Wendy Taylor, Development Manager for Girls Active at the Youth Sport Trust
Wendy Taylor, Development Manager for Girls Active at the Youth Sport Trust

“Our Girls Active research has revealed that girls being on their period significantly impacts their ability to feel confident, comfortable and participate in PE, sport and physical activity, particularly at school. We know the issue is multi-faceted and complex with other concerns such as poor body-image, feeling on show, and feeling self-conscious in PE kit contributing further to their confidence at this time.  

“We want to understand further from girls what would help make a positive difference to them during their periods, so they feel that physical activity is a space that supports and helps them. Through Girls Active we have seen 93% of girls involved learn how to get other girls to enjoy being active and 84% of Girls Active leaders say they like being active more now through the programme.” Wendy added.

The Youth Sport Trust research found that having fun and being healthy were consistently rated by girls as the top motivators for taking part in physical activity at school over the last three years. In its Class of 2035 report, which launched last month, one of its core recommendations is to give young people a greater voice in provision. 

As part of International Day of the Girl, the Youth Sport Trust is encouraging schools to share and use its research and ensure PE lessons focus on these motivations for engaging pupils. It also plans to undertake some deeper insight with teenage girls to hear directly from them on issues, worries and what further can support them. 

At Herne Bay High School in Kent, 28 pupils in year 8 to 11 on the Girls Active programme are making waves to inspire their peers by creating their own magazine ‘Sweat Bands and Fake Tans’ and Girls Active group. The online magazine covers lots of areas to help girls get active, feel comfortable within themselves and have a positive mindset. 

Isabella (16) who is a Girls Active leader and supports the development of the magazine at Herne Bay, said: 

“To me, Girls Active is very important. I value the programme and that’s why I want to do my part and prove that being active can be fun and help overcome barriers. Over the years it has taught me various lessons that I will pass on to others we meet over the next couple of years at school. 

“Girls Active has been a great way for us to express our passion for getting girls involved in sport, especially through the magazine. It has gone in the direction that we wanted, and girls have been reading it and wanting to get involved in what we have to offer! 

“We are very excited for the next academic year. With the covid restrictions lifted it means we can do a whole lot more and therefore plan engaging and exciting activities that will cater for all. We’ve started up weekly clubs for the younger years once again too. 

“Our future plans will be to progress with the magazine, reach out to girls in different years and encourage them to take part in the programme, educate the younger years on what Girls Active is, its importance and why we are running it.” 

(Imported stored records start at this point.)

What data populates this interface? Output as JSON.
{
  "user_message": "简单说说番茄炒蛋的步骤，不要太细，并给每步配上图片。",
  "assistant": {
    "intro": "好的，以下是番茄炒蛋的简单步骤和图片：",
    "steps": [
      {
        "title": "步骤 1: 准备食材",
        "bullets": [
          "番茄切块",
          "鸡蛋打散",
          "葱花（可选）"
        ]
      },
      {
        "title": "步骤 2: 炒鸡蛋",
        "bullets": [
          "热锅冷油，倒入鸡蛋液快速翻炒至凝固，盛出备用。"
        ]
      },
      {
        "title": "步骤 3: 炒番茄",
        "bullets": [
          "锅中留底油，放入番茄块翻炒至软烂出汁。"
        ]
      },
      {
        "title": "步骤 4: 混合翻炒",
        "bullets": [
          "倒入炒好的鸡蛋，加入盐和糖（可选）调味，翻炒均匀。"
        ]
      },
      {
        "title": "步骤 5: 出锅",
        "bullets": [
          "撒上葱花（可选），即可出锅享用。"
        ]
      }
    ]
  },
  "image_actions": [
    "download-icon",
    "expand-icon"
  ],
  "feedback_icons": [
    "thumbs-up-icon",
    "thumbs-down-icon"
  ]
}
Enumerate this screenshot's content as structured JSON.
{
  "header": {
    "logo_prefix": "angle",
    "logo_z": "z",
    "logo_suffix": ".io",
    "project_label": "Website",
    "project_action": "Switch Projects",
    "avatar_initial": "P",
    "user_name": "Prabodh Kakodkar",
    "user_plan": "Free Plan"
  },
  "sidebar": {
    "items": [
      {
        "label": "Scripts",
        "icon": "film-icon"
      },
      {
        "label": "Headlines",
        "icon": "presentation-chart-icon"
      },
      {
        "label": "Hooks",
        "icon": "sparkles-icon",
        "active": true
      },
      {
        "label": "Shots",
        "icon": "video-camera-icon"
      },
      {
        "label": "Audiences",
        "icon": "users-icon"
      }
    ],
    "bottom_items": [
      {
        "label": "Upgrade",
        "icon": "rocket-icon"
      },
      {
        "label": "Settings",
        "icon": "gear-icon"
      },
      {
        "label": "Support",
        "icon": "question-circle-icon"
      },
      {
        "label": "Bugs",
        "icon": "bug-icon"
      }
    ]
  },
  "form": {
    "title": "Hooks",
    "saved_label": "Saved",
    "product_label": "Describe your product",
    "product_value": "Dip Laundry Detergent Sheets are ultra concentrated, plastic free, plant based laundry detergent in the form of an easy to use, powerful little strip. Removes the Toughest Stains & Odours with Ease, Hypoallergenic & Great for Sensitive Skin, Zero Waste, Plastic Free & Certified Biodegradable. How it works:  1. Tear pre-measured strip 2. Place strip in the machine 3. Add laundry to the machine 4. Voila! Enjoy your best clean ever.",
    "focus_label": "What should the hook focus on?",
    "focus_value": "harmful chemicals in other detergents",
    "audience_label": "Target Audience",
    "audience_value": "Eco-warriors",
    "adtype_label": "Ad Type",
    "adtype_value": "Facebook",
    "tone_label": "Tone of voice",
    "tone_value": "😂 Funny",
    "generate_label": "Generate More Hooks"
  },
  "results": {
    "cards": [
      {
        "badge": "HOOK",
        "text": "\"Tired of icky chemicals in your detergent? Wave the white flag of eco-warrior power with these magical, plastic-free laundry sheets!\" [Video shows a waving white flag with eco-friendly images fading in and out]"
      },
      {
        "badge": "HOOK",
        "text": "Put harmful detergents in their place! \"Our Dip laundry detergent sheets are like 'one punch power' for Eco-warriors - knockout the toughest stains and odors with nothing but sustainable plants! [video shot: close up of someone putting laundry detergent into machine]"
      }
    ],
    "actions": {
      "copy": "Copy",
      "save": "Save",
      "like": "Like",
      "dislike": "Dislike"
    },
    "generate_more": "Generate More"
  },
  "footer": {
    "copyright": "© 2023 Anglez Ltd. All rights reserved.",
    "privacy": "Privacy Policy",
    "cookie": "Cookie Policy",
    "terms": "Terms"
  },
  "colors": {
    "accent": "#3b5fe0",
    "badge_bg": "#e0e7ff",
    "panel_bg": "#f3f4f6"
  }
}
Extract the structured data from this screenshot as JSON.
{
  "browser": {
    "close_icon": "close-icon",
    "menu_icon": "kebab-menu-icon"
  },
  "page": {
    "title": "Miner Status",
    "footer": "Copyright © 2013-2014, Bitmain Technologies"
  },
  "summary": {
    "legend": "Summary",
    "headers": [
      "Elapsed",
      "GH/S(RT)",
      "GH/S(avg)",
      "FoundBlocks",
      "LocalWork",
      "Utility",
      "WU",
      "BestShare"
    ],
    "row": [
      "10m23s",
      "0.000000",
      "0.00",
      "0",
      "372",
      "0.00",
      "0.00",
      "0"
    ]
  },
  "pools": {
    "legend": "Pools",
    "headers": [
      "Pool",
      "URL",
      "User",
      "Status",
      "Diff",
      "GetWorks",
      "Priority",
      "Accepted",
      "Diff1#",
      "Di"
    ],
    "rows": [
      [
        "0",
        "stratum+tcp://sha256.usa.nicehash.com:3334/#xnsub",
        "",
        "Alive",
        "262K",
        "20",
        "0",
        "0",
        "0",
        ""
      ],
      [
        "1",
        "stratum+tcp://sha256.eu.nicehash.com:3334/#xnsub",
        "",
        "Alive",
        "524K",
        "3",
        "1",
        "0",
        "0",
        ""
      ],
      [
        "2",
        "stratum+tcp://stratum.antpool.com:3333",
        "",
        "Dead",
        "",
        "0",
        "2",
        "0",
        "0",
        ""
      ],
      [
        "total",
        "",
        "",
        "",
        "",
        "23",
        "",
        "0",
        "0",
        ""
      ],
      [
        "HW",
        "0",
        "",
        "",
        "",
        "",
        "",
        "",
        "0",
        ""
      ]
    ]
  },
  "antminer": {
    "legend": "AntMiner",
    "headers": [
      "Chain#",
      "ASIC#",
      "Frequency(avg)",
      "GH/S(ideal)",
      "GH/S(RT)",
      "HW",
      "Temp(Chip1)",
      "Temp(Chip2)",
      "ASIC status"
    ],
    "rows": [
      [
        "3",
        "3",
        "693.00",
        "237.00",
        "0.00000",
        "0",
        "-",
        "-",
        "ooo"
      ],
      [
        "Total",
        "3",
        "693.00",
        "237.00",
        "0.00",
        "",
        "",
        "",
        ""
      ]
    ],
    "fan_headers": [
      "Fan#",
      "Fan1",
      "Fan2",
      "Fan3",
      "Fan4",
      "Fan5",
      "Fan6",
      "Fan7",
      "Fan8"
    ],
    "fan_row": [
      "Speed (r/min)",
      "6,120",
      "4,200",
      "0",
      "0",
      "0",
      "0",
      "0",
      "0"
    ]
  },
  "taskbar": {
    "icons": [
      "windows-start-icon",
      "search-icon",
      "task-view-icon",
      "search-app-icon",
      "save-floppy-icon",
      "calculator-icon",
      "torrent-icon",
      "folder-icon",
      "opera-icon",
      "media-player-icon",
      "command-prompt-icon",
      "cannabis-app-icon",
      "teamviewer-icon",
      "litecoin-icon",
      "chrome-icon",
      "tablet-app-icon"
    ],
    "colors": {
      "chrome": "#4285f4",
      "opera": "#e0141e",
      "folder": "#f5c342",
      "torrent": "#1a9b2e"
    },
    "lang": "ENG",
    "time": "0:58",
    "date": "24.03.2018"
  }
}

For more information on Girls Active or if you are a school which would like to register an interest please visit  

Published on 11 October 2021